◆ BRIEF: Restate the data below word for word. Leave the images out.

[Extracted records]
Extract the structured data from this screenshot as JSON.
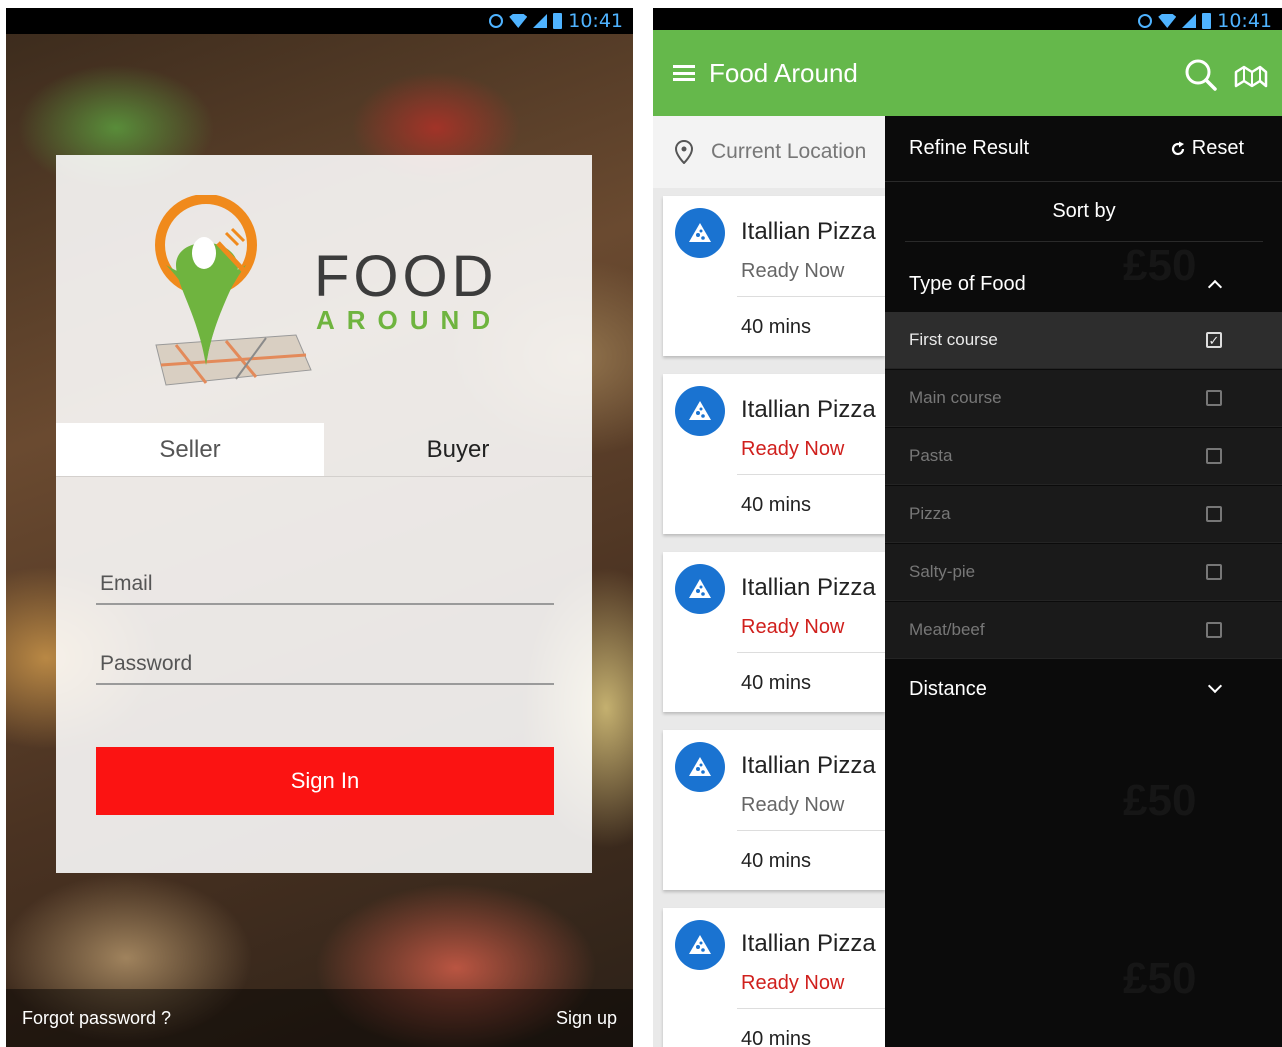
{
  "left": {
    "status": {
      "time": "10:41"
    },
    "logo": {
      "word1": "FOOD",
      "word2": "AROUND"
    },
    "tabs": [
      {
        "label": "Seller"
      },
      {
        "label": "Buyer"
      }
    ],
    "email": {
      "placeholder": "Email"
    },
    "password": {
      "placeholder": "Password"
    },
    "signin_label": "Sign In",
    "footer": {
      "forgot": "Forgot password ?",
      "signup": "Sign up"
    }
  },
  "right": {
    "status": {
      "time": "10:41"
    },
    "app_title": "Food Around",
    "location": "Current Location",
    "cards": [
      {
        "name": "Itallian Pizza",
        "status": "Ready Now",
        "time": "40 mins",
        "status_color": "#666666"
      },
      {
        "name": "Itallian Pizza",
        "status": "Ready Now",
        "time": "40 mins",
        "status_color": "#d0201d"
      },
      {
        "name": "Itallian Pizza",
        "status": "Ready Now",
        "time": "40 mins",
        "status_color": "#d0201d"
      },
      {
        "name": "Itallian Pizza",
        "status": "Ready Now",
        "time": "40 mins",
        "status_color": "#666666"
      },
      {
        "name": "Itallian Pizza",
        "status": "Ready Now",
        "time": "40 mins",
        "status_color": "#d0201d"
      }
    ],
    "filter": {
      "title": "Refine Result",
      "reset": "Reset",
      "sort_by": "Sort by",
      "type_of_food": "Type of Food",
      "options": [
        {
          "label": "First course",
          "checked": true
        },
        {
          "label": "Main course",
          "checked": false
        },
        {
          "label": "Pasta",
          "checked": false
        },
        {
          "label": "Pizza",
          "checked": false
        },
        {
          "label": "Salty-pie",
          "checked": false
        },
        {
          "label": "Meat/beef",
          "checked": false
        }
      ],
      "distance": "Distance"
    },
    "ghost_price": "£50"
  },
  "colors": {
    "accent_green": "#65b84b",
    "signin_red": "#fb1312",
    "ready_red": "#d0201d",
    "avatar_blue": "#1a73d1"
  }
}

◆ RESULT OF THE TASK:
Extract the structured data from this screenshot as JSON.
{
  "left": {
    "status": {
      "time": "10:41"
    },
    "logo": {
      "word1": "FOOD",
      "word2": "AROUND"
    },
    "tabs": [
      {
        "label": "Seller"
      },
      {
        "label": "Buyer"
      }
    ],
    "email": {
      "placeholder": "Email"
    },
    "password": {
      "placeholder": "Password"
    },
    "signin_label": "Sign In",
    "footer": {
      "forgot": "Forgot password ?",
      "signup": "Sign up"
    }
  },
  "right": {
    "status": {
      "time": "10:41"
    },
    "app_title": "Food Around",
    "location": "Current Location",
    "cards": [
      {
        "name": "Itallian Pizza",
        "status": "Ready Now",
        "time": "40 mins",
        "status_color": "#666666"
      },
      {
        "name": "Itallian Pizza",
        "status": "Ready Now",
        "time": "40 mins",
        "status_color": "#d0201d"
      },
      {
        "name": "Itallian Pizza",
        "status": "Ready Now",
        "time": "40 mins",
        "status_color": "#d0201d"
      },
      {
        "name": "Itallian Pizza",
        "status": "Ready Now",
        "time": "40 mins",
        "status_color": "#666666"
      },
      {
        "name": "Itallian Pizza",
        "status": "Ready Now",
        "time": "40 mins",
        "status_color": "#d0201d"
      }
    ],
    "filter": {
      "title": "Refine Result",
      "reset": "Reset",
      "sort_by": "Sort by",
      "type_of_food": "Type of Food",
      "options": [
        {
          "label": "First course",
          "checked": true
        },
        {
          "label": "Main course",
          "checked": false
        },
        {
          "label": "Pasta",
          "checked": false
        },
        {
          "label": "Pizza",
          "checked": false
        },
        {
          "label": "Salty-pie",
          "checked": false
        },
        {
          "label": "Meat/beef",
          "checked": false
        }
      ],
      "distance": "Distance"
    },
    "ghost_price": "£50"
  },
  "colors": {
    "accent_green": "#65b84b",
    "signin_red": "#fb1312",
    "ready_red": "#d0201d",
    "avatar_blue": "#1a73d1"
  }
}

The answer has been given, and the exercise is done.